"Meditation and mindfulness have really helped me be more centred as a person. They help me make sure things don’t build up in my life or get out of control. And that means I’m calmer in my relationships and other parts of my life. I don’t get into situations where I have huge arguments or where I’m in a situation and I think I’m so stressed out I’m going to have a drink now. That’s the whole point of meditation and mindfulness. To keep you from getting too overwhelmed. Nothing really fazes me now." 
 
"That foundation of mindfulness means I’m calmer. I wouldn’t have an argument now and f*** someone out of it and then feel really bad afterwards. Those are the situations where you’re really susceptible to going back drinking or whatever. Now I just am more comfortable within myself so I don’t feel like I have to get out of myself. That’s what abusing alcohol and drugs is about; it’s saying I can’t handle my reality so I’ll change it by putting alcohol and drugs into my system. I no longer have that draw because of the work I have done within myself."
 
Gavan Hennigan is now planning his next adventure. Believe it or not, he hopes to row solo across the Atlantic again this summer. But this time he will travel from New York to Galway, encountering much more challenging conditions thanks to massive currents, stronger low pressure storms, and more miserable damp weather conditions. Fewer than 20 people have ever completed a solo row in this direction. You can keep up to date with Gavan’s adventures on his website and his Facebook page.
 
 
 
 

blog comments powered by Disqus

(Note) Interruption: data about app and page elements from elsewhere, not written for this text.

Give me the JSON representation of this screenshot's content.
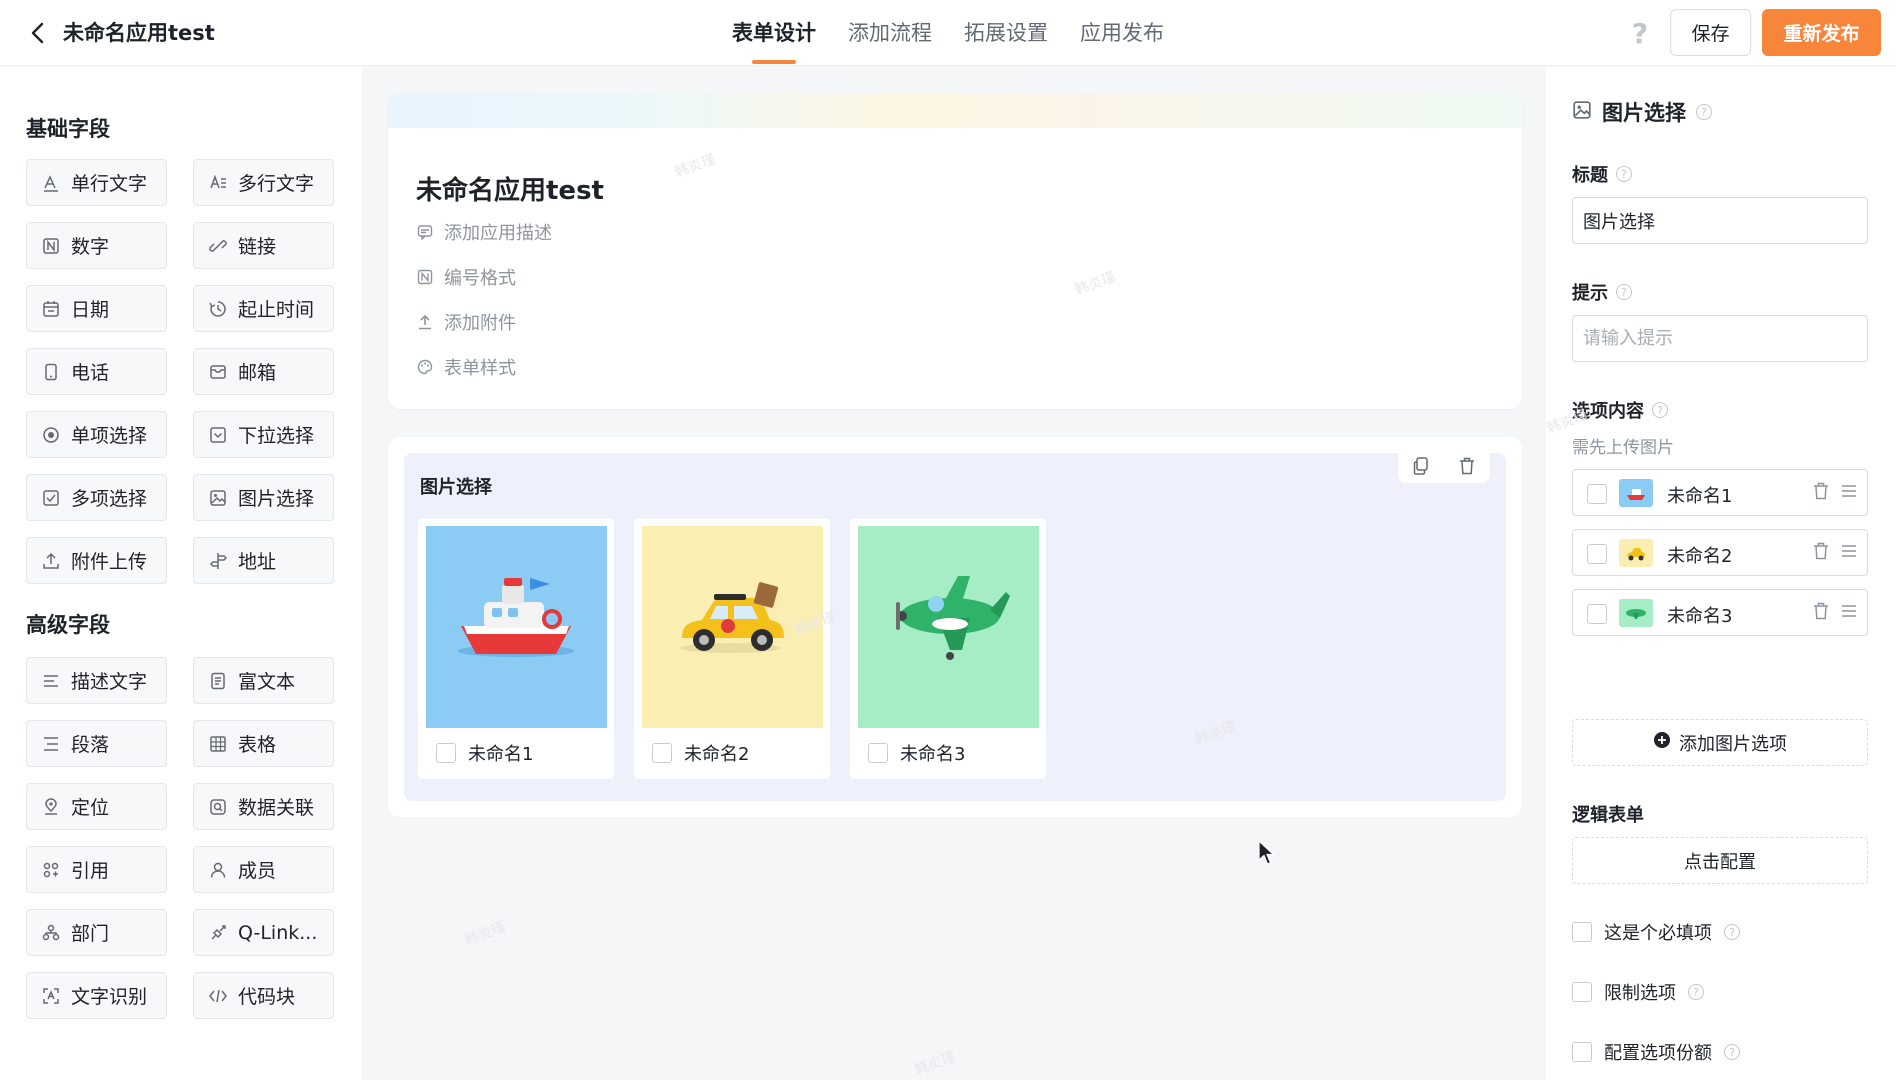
{
  "header": {
    "app_title": "未命名应用test",
    "tabs": [
      "表单设计",
      "添加流程",
      "拓展设置",
      "应用发布"
    ],
    "help_glyph": "?",
    "save_label": "保存",
    "publish_label": "重新发布"
  },
  "left": {
    "basic_title": "基础字段",
    "basic_fields": [
      "单行文字",
      "多行文字",
      "数字",
      "链接",
      "日期",
      "起止时间",
      "电话",
      "邮箱",
      "单项选择",
      "下拉选择",
      "多项选择",
      "图片选择",
      "附件上传",
      "地址"
    ],
    "advanced_title": "高级字段",
    "advanced_fields": [
      "描述文字",
      "富文本",
      "段落",
      "表格",
      "定位",
      "数据关联",
      "引用",
      "成员",
      "部门",
      "Q-Link...",
      "文字识别",
      "代码块"
    ]
  },
  "canvas": {
    "form_title": "未命名应用test",
    "meta": [
      "添加应用描述",
      "编号格式",
      "添加附件",
      "表单样式"
    ],
    "field_label": "图片选择",
    "pictures": [
      {
        "name": "未命名1",
        "bg": "#8ccbf3"
      },
      {
        "name": "未命名2",
        "bg": "#fbeeb3"
      },
      {
        "name": "未命名3",
        "bg": "#a6ecc4"
      }
    ],
    "watermark": "韩炎瑾"
  },
  "right": {
    "panel_title": "图片选择",
    "title_label": "标题",
    "title_value": "图片选择",
    "hint_label": "提示",
    "hint_placeholder": "请输入提示",
    "options_label": "选项内容",
    "options_sub": "需先上传图片",
    "options": [
      "未命名1",
      "未命名2",
      "未命名3"
    ],
    "add_option": "添加图片选项",
    "logic_label": "逻辑表单",
    "logic_button": "点击配置",
    "checks": [
      "这是个必填项",
      "限制选项",
      "配置选项份额"
    ]
  },
  "colors": {
    "accent": "#f7853a",
    "text": "#1f2329",
    "muted": "#8f959e"
  }
}
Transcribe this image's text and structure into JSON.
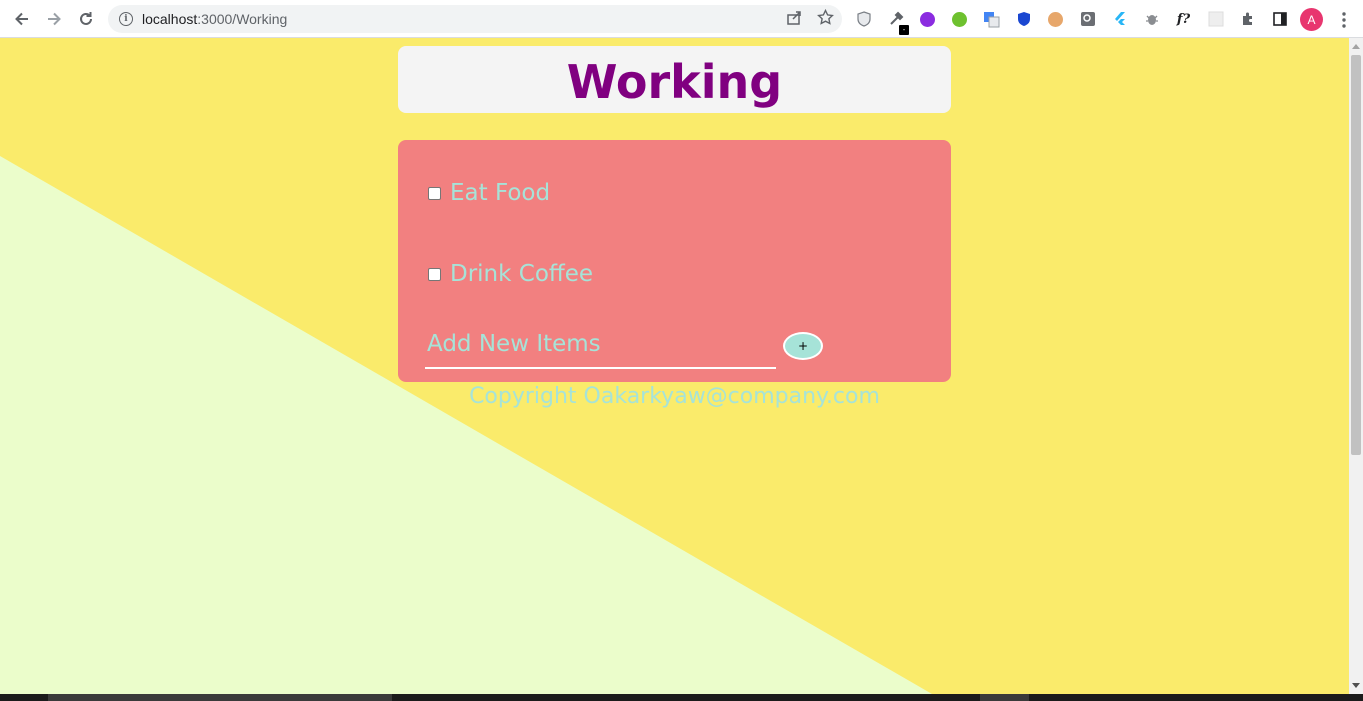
{
  "browser": {
    "url_host": "localhost",
    "url_path": ":3000/Working",
    "profile_initial": "A",
    "extensions": [
      "shield-icon",
      "eyedropper-icon",
      "purple-circle-icon",
      "green-circle-icon",
      "translate-icon",
      "blue-shield-icon",
      "face-icon",
      "search-ext-icon",
      "flutter-icon",
      "bug-icon",
      "font-icon",
      "grid-icon",
      "puzzle-icon",
      "sidepanel-icon"
    ],
    "font_ext_label": "f?"
  },
  "page": {
    "title": "Working",
    "items": [
      {
        "label": "Eat Food",
        "checked": false
      },
      {
        "label": "Drink Coffee",
        "checked": false
      }
    ],
    "new_item_placeholder": "Add New Items",
    "add_button_label": "+",
    "footer": "Copyright Oakarkyaw@company.com"
  },
  "colors": {
    "background_yellow": "#faeb6b",
    "background_green": "#ebfdcb",
    "title": "#800080",
    "card": "#f28080",
    "accent_text": "#a6e3d8"
  }
}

Most Read

Zen and the art of ocean rowing

As part of our Centra Restart 21 Day Challenge series, Gavan Hennigan, tells us that MINDFULNESS and simple MEDITATION play a major part in his life. Gavan recently completed an epic solo row across the Atlantic Ocean. Not bad for a man who battled with alcohol and drug addiction in his youth!

Read More...

SHOW SIDEBAR

HIDE SIDEBAR